What is injecting drug use?
Injecting is a method of introducing a drug to the body. Instead of smoking, snorting, shafting or swallowing the drug, it is made into a liquid preparation, placed into a syringe, and injected into the body through a needle (Flemen, 2008:6). Injecting substances directly into the blood stream usually means the substance passes quickly into the brain and the onset of intoxication is far more rapid and effect far more powerful than other methods. The most commonly injected drugs by young people in Australia are heroin and methamphetamines, followed by pharmaceutical opioids like methadone and morphine. Benzodiazepines such as Alprazolam (Xanax) and other stimulants such as MDMA (ecstasy) can also be injected. Increasingly, bodybuilders are accessing NSP services to obtain sterile injecting equipment for the intramuscular administration of anabolic steroids.  

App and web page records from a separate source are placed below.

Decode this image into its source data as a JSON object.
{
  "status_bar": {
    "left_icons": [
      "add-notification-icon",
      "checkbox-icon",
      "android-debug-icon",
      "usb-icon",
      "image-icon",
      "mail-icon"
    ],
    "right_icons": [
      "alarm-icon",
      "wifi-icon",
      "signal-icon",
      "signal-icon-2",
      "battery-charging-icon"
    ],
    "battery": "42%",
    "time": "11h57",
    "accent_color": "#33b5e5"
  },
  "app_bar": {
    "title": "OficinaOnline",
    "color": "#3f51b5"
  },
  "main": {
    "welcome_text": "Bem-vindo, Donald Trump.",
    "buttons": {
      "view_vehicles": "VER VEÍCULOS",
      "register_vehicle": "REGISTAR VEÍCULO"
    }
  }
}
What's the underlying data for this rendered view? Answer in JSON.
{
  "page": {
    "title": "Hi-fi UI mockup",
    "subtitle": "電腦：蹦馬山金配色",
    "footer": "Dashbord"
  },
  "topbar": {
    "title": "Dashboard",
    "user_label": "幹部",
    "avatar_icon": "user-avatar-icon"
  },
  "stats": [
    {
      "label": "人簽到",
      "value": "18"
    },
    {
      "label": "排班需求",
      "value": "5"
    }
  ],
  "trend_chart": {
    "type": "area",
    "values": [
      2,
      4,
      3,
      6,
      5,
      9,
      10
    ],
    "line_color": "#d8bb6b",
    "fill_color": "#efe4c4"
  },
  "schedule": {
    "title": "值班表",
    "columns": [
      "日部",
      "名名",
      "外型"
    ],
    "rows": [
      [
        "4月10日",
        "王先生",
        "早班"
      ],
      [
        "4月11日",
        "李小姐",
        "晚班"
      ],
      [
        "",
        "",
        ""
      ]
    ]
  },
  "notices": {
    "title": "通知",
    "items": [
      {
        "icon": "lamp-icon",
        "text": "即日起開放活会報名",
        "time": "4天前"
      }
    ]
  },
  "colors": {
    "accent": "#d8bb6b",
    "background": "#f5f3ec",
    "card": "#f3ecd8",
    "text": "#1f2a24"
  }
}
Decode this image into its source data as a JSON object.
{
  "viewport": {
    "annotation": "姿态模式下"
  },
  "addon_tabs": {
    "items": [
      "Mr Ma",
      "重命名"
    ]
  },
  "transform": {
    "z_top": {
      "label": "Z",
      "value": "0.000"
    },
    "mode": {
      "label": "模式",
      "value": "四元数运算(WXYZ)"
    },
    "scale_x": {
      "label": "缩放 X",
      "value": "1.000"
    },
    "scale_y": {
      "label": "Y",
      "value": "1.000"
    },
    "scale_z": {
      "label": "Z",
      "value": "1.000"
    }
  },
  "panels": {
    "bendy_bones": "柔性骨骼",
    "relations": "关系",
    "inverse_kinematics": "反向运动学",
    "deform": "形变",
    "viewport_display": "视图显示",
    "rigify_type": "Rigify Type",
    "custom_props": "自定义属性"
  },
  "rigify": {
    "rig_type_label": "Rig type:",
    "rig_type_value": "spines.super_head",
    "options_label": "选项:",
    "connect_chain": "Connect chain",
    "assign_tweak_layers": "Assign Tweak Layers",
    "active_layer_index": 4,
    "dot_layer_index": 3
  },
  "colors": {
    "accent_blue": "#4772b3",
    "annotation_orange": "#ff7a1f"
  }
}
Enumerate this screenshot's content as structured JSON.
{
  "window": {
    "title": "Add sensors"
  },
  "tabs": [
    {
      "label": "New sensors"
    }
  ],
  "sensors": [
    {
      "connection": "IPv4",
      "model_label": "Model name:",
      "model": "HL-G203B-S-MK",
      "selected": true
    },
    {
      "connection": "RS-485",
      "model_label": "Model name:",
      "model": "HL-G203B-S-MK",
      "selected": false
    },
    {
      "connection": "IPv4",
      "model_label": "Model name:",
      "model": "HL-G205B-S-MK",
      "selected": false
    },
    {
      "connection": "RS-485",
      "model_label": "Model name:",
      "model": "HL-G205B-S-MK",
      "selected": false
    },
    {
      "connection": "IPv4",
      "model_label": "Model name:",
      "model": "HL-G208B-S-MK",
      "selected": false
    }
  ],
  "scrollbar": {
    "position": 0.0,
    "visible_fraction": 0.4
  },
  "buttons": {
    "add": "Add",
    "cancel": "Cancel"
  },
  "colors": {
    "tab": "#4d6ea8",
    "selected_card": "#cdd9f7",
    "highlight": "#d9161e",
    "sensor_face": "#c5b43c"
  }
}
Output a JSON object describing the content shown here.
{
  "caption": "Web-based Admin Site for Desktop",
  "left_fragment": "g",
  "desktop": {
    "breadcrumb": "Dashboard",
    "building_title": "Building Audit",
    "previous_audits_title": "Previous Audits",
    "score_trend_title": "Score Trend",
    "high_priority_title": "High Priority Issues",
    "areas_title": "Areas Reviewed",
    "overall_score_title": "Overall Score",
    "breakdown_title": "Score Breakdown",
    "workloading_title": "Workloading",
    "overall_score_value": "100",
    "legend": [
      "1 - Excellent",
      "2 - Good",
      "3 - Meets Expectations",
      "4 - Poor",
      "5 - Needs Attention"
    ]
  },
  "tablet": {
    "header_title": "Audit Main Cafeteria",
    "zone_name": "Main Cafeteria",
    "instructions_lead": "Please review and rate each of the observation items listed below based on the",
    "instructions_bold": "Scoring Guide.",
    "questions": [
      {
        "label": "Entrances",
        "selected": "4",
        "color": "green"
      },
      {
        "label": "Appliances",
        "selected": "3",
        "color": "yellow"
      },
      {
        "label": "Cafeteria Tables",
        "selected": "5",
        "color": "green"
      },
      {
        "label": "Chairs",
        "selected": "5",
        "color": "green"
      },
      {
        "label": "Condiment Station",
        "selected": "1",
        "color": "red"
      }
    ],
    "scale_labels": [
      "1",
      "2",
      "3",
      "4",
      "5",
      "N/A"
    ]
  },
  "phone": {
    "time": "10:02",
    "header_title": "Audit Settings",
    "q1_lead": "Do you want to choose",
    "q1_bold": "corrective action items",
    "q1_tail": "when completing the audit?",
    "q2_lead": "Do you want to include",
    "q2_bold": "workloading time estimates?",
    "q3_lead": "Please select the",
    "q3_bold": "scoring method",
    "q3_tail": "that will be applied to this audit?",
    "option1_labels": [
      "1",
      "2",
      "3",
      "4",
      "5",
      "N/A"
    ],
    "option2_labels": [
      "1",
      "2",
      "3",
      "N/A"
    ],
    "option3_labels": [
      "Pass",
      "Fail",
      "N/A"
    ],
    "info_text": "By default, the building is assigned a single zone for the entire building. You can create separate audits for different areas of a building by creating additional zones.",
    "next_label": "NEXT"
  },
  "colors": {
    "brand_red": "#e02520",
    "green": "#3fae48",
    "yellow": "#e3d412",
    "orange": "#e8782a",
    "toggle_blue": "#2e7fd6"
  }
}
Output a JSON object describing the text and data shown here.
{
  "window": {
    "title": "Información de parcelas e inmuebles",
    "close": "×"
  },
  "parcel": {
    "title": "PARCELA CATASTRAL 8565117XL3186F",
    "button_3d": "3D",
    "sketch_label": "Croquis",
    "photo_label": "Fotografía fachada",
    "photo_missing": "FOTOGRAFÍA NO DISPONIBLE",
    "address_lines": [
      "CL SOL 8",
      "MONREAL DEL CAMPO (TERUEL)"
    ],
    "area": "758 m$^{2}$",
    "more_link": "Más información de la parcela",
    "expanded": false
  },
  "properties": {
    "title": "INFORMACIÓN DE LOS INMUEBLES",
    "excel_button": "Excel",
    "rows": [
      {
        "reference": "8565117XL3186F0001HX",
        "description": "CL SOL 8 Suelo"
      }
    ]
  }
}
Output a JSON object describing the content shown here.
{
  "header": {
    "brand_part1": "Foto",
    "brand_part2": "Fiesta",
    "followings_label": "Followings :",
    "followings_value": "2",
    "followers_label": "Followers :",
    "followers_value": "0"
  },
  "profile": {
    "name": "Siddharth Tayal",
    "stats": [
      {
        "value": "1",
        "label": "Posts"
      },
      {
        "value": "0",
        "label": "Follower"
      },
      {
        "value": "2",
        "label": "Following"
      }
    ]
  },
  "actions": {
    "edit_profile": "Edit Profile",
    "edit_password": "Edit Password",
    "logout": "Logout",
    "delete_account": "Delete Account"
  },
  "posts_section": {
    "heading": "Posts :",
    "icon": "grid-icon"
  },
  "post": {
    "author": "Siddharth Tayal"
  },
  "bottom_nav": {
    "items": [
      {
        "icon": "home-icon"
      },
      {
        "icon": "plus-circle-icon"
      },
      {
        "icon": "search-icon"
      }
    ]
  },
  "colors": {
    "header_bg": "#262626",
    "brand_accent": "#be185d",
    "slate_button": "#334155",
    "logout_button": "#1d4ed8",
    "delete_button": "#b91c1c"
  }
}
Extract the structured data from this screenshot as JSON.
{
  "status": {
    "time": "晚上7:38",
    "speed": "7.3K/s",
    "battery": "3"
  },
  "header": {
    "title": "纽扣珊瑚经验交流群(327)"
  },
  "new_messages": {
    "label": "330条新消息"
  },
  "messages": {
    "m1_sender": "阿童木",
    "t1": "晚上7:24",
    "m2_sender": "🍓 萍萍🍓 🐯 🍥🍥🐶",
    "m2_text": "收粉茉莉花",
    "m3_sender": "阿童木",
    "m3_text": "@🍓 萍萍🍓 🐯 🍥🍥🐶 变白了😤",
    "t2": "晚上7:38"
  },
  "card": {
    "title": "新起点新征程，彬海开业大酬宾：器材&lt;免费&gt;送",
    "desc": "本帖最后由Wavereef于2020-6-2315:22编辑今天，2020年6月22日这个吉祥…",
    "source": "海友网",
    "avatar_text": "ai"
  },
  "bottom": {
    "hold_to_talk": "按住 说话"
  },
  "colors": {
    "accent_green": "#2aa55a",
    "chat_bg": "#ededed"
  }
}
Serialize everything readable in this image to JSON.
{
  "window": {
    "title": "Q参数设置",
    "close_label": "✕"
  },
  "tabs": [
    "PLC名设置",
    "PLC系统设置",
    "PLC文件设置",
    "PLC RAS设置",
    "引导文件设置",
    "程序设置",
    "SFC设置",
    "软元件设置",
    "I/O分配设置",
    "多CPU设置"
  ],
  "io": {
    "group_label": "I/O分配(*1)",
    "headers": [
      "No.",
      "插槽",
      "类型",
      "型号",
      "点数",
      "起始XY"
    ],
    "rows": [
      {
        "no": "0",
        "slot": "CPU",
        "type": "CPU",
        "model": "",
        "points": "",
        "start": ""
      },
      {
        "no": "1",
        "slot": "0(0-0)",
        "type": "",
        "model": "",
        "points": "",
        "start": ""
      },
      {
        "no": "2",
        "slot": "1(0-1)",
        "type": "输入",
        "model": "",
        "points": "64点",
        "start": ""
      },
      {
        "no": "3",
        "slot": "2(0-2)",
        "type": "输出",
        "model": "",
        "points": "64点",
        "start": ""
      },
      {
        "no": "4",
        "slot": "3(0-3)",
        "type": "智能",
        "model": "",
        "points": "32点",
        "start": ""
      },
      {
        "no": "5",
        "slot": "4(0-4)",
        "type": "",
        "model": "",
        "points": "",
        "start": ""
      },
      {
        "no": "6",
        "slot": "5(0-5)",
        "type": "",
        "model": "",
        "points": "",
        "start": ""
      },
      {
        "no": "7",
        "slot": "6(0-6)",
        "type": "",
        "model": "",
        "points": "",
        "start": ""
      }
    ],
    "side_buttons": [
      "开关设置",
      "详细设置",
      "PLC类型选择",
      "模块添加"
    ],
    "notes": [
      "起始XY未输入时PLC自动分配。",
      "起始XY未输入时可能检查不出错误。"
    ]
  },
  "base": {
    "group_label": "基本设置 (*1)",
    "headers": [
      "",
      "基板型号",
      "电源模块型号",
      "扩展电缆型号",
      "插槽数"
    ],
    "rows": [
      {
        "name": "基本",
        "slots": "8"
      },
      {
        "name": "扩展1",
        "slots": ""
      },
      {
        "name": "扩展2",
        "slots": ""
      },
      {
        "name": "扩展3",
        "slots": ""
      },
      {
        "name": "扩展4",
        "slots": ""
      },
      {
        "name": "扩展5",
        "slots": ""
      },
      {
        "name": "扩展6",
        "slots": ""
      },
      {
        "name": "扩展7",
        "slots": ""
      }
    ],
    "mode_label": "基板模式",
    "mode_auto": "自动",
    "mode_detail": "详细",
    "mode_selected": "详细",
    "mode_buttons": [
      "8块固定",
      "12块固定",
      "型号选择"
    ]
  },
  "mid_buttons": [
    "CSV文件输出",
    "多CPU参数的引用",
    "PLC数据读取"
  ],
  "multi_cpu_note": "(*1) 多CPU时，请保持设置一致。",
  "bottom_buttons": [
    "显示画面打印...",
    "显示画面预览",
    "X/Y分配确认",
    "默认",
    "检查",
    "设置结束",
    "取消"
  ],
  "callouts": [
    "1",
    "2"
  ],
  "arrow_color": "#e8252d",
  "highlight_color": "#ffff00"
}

Why is safer injecting important?
Whilst injecting substances is an attractive method of use for some young people, it carries many risks. There are an estimated 10,000 new infections of Hepatitis C nationally, and 90% of these are contracted through unsafe injecting practices. Young people who inject drugs are at risk of a number of problems specifically associated with this mode of use including:

  • Transmission of blood-borne viruses such as Hepatitis B and C, and HIV
  • Infections caused through injecting
  • Injuries caused by injecting
  • Increased risk of overdose

Furthermore, young people who inject drugs, particularly those who have been injecting for longer periods of time, are regarded in the research literature as a particularly vulnerable population, and are more likely than other drug users to experience problematic issues related to:

  • Physical health (including dental health)
  • Finances
  • Inter-personal relationships
  • Housing
  • Sustaining education or employment
  • Mental health
  • The legal system

Aims of safer injecting module:

  • To provide practitioners with an overview of injecting drug use and associated harms
  • To provide practitioners with harm reduction strategies that will enable young people to practice safer injecting drug use and therefore reduce the risk of harm
  • To provide practitioners with a knowledge of harm reduction strategies and treatment options that are relevant across the harm reduction continuum
  • To instil confidence in practitioners working with young people who inject drugs

An overview of injecting drug use
The fundamental purpose of safer injecting is to prevent the sharing of blood between individuals. However, all drug use happens within a context and any opportunity to work with young people on safer injecting is also an opportunity to develop other health promoting behaviours with them.

By exploring the function of the drug use (such as achieving intoxication or  seeking relief from trauma symptoms), practitioners can work holistically and collaboratively with young people who inject drugs to address the complex and inter-related factors that are associated with this behaviour. An example of this might be exploring the social setting of the young person’s use; the peer groups they associate with, identification with a particular subculture or scene and the strength of their relationships within a family or cultural group, which all potentially point to clues on how safety can be enhanced.

‘Safer injecting isn’t just about good injecting technique; it’s also about building in health promoting behaviours, personal safety, and a network of support around the young person.’

Working within a holistic framework to provide harm reduction information and resources to young people who inject drugs has several aims:

  • It can increase young people’s awareness of risk and assist them to explore opportunities for safer methods of use
  • It can provide young people who inject drugs with both the information and resources to reduce those risks associated with their use
  • It can explore and address the many other areas of risk that may be present in a young person’s life
  • It links young people into and provides opportunities for appropriate support and treatment services
  • It reduces the shame and stigma attached to injecting drug use and its associated sub-culture